The always believable Kim Hunter rounds out the stars of the cast as Bogie’s ex-wife, but the film really sang with stellar performances by some terrific character actors. Fleshing out the roles of reporters were Paul Stewart (Citizen Kane, The Window, Kiss Me Deadly) perfect as the tough sports writer, Jim Backus in an understated and convincing performance as the gossip man, Warren Stevens as a cub reporter determined to get the story, Broadway actress Audrey Christie as the hardboiled press dame, and Ed Begley as Bogie’s right-hand man. Martin Gable owned the part of Rienzi, the untouchable city crime boss, and never overplayed a moment (it’s the kind of role Rod Steiger would have chewed to bits).

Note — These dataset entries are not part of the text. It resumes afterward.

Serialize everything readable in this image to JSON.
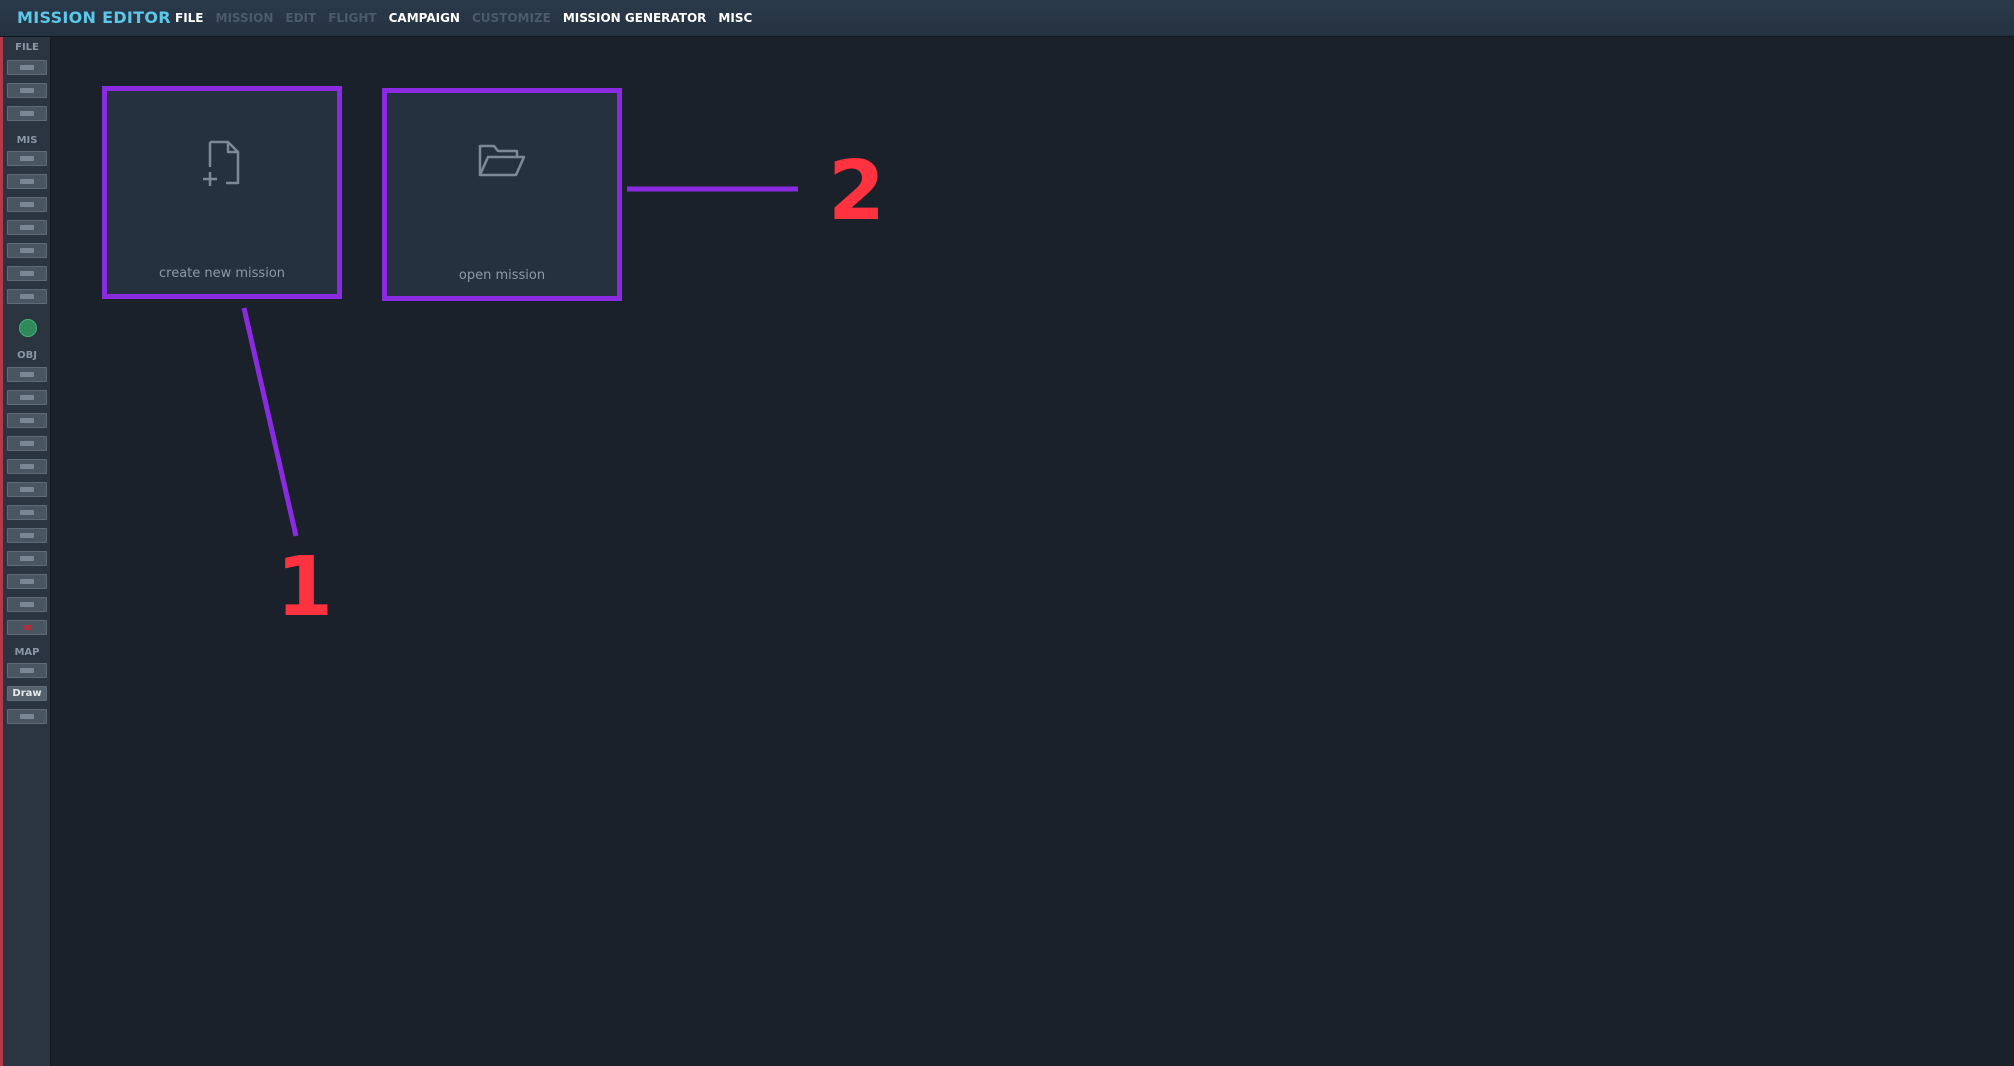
{
  "app_title": "MISSION EDITOR",
  "menu": [
    {
      "label": "FILE",
      "enabled": true
    },
    {
      "label": "MISSION",
      "enabled": false
    },
    {
      "label": "EDIT",
      "enabled": false
    },
    {
      "label": "FLIGHT",
      "enabled": false
    },
    {
      "label": "CAMPAIGN",
      "enabled": true
    },
    {
      "label": "CUSTOMIZE",
      "enabled": false
    },
    {
      "label": "MISSION GENERATOR",
      "enabled": true
    },
    {
      "label": "MISC",
      "enabled": true
    }
  ],
  "sidebar": {
    "file_label": "FILE",
    "mis_label": "MIS",
    "obj_label": "OBJ",
    "map_label": "MAP",
    "draw_label": "Draw"
  },
  "tiles": {
    "create": {
      "label": "create new mission",
      "icon": "new-file-icon"
    },
    "open": {
      "label": "open mission",
      "icon": "folder-open-icon"
    }
  },
  "annotations": {
    "one": "1",
    "two": "2"
  },
  "colors": {
    "accent": "#5bc8ea",
    "highlight_border": "#8a2be2",
    "annotation": "#ff3340",
    "background": "#1a212b"
  }
}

Uncredited and virtually unknown actress Kasia Orzazewski portrayed the immigrant mother of a crime victim and dominated a moving scene late in the film. This was a character actress made for noir. Though her filmography is unfortunately tiny, she played small but memorable bits in three other top-notch noirs: Call Northside 777, Thieves’ Highway (one of the very best) and I Was a Communist for the FBI.

Watch DEADLINE-USA if you can catch it on TCM, and advocate for its release on DVD. It’s a truly great film, and a loving ode to the power of the press … baby.

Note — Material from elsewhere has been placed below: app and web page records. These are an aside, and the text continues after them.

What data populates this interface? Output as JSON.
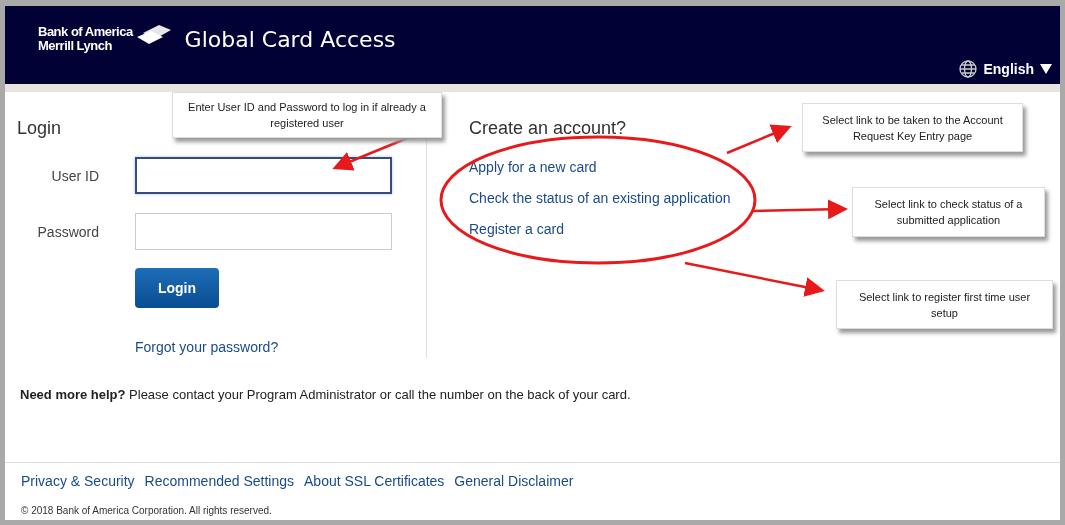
{
  "header": {
    "logo_lines": [
      "Bank of America",
      "Merrill Lynch"
    ],
    "title": "Global Card Access",
    "language": "English"
  },
  "login": {
    "heading": "Login",
    "fields": [
      {
        "label": "User ID",
        "focused": true
      },
      {
        "label": "Password",
        "focused": false
      }
    ],
    "button": "Login",
    "forgot_link": "Forgot your password?"
  },
  "create_account": {
    "heading": "Create an account?",
    "links": [
      "Apply for a new card",
      "Check the status of an existing application",
      "Register a card"
    ]
  },
  "help": {
    "label": "Need more help?",
    "text": "Please contact your Program Administrator or call the number on the back of your card."
  },
  "footer": {
    "links": [
      "Privacy & Security",
      "Recommended Settings",
      "About SSL Certificates",
      "General Disclaimer"
    ],
    "copyright": "© 2018 Bank of America Corporation. All rights reserved."
  },
  "annotations": [
    {
      "text": "Enter User ID and Password to log in if already a registered user"
    },
    {
      "text": "Select link to be taken to the Account Request Key Entry page"
    },
    {
      "text": "Select link to check status of a submitted application"
    },
    {
      "text": "Select link to register first time user setup"
    }
  ]
}
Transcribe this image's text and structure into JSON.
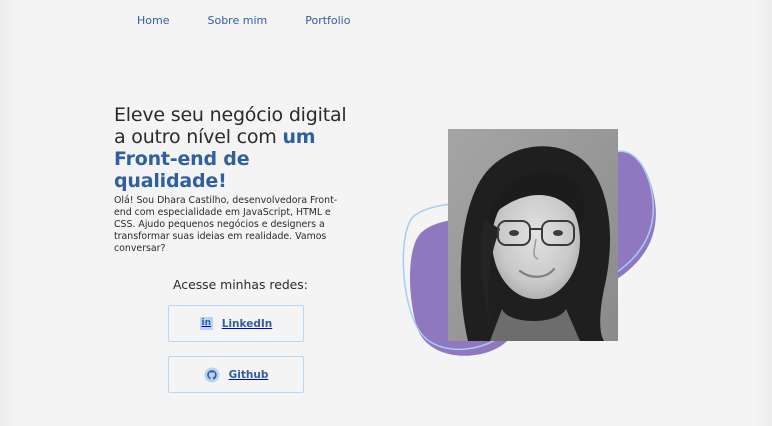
{
  "nav": {
    "items": [
      {
        "label": "Home"
      },
      {
        "label": "Sobre mim"
      },
      {
        "label": "Portfolio"
      }
    ]
  },
  "hero": {
    "title_plain": "Eleve seu negócio digital a outro nível com ",
    "title_highlight": "um Front-end de qualidade!",
    "description": "Olá! Sou Dhara Castilho, desenvolvedora Front-end com especialidade em JavaScript, HTML e CSS. Ajudo pequenos negócios e designers a transformar suas ideias em realidade. Vamos conversar?"
  },
  "socials": {
    "heading": "Acesse minhas redes:",
    "linkedin_label": "LinkedIn",
    "github_label": "Github",
    "linkedin_icon": "linkedin-icon",
    "github_icon": "github-icon"
  },
  "portrait": {
    "photo_icon": "portrait-photo"
  },
  "colors": {
    "accent": "#2f5f9e",
    "button_border": "#b8d6f7",
    "blob_purple": "#8f78c0",
    "outline_blue": "#a6cdf4",
    "background": "#f3f3f3"
  }
}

SCANDAL SHEET rounded out the opening night double-feature, and Broderick Crawford–always a superb actor–makes a dynamic and convincing editor, one who can recognize the merit of a story to emotionally manipulate the “slobs” that increase his tabloid’s circulation. Yes, ladies and gentlemen–this was tabloid “journalism”, and the year was 1952.

“Yellow” journalism is something you might remember hearing about in your high school history class, often linked with the name “Hearst”. While Bogart and his paper recognized the power of the press and lived up to the moral responsibilities that came with it, Crawford and his Board of Directors — despite hypocritical complaints about “immorality”–recognized the power and exploited the hell out of it.

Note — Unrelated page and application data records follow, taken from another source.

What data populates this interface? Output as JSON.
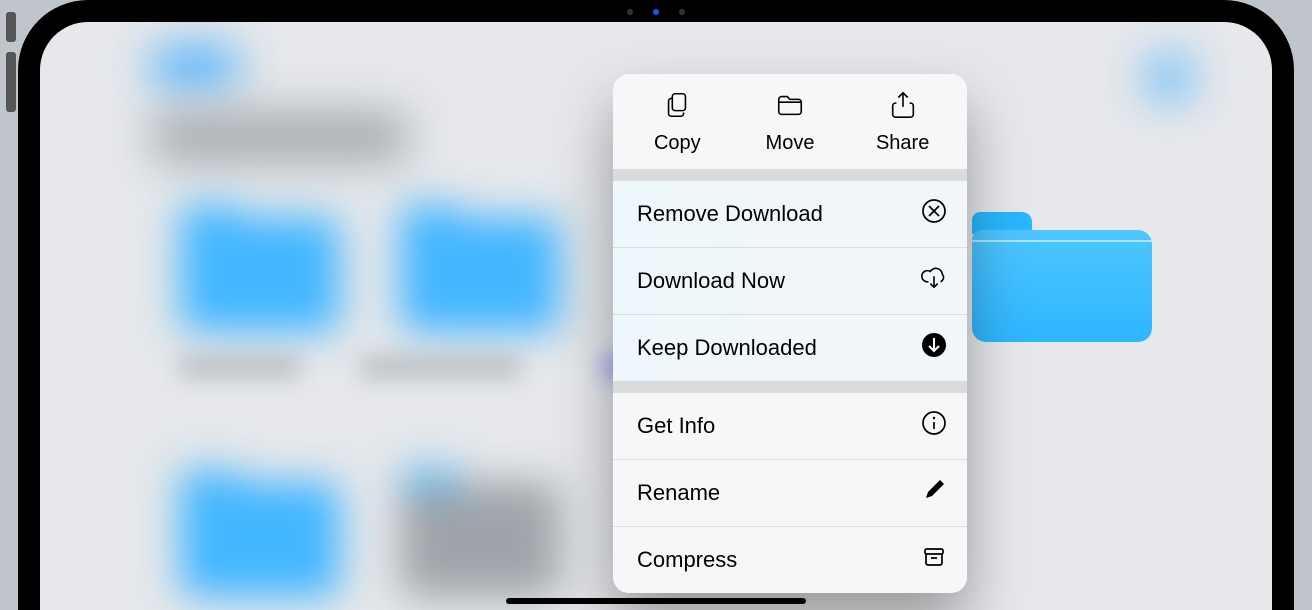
{
  "menu": {
    "top": {
      "copy": "Copy",
      "move": "Move",
      "share": "Share"
    },
    "group1": {
      "remove_download": "Remove Download",
      "download_now": "Download Now",
      "keep_downloaded": "Keep Downloaded"
    },
    "group2": {
      "get_info": "Get Info",
      "rename": "Rename",
      "compress": "Compress"
    }
  }
}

Give the public what it wants … a sucker is born every minute … you get the idea. The more lurid the content, the more cheap and tawdry and trashy the stories, the more exploitative of people’s victimization or misfortune, the more the circulation numbers shoot up–up–and up. It’s Noir City, baby … and it’s also tomorrow’s headline.

Ironically, Crawford’s downfall begins with his reality-show-type creation of a Lonelyhearts Club, purely a publicity stunt designed to prey on the saps. It all seems so (unfortunately) modern–but Queen for a Day had been around for years (radio and then television), and no other show before–and possibly, since–so shamelessly milked false sentiment from dried up mammary ducts.

SCANDAL SHEET’S twists are many, and they all start to tighten around Crawford’s thick neck. Y’see, he kills his ex-wife, covers it up, and then his star cub reporter–the dreadful John Derek–decides to solve the crime … all in the name of circulation.

Donna Reed is terrific as the moral yet sexy good girl, Rosemary de Camp gives the performance of her life as Crawford’s ex-wife, Harry Morgan is acid and biting as the cynical photographer, and character actors Henry O’Neill and Griff Barnett give excellent performances as two men who pull Crawford’s noose ever tighter. And there are some amazing shots of amazing character faces playing rummies in the Bowery. As Morgan acerbically observes, “That does it–I’m not taking another drink.”

SCANDAL SHEET, ably directed by Phil Karlson (Kansas City Confidential) and based on a Sam Fuller novel, only fell short with its second lead John Derek. Though he offered a brash sort of energy reminiscent of Tom Cruise, Derek was completely unconvincing in every role I’ve ever seen, and this, sadly, was no exception. Possibly cast to capitalize on his earlier portrayal of Crawford’s son in All the King’s Men, an actual actor would have been a much better choice. Still, the film’s treasures outweigh Derek’s feather-light performance.

Noir City continues tonight with a tribute to leading lady Arlene Dahl, and yours truly will be back with more … for now, pay honor to the power of the press … quit reading this blog and buy a newspaper, baby!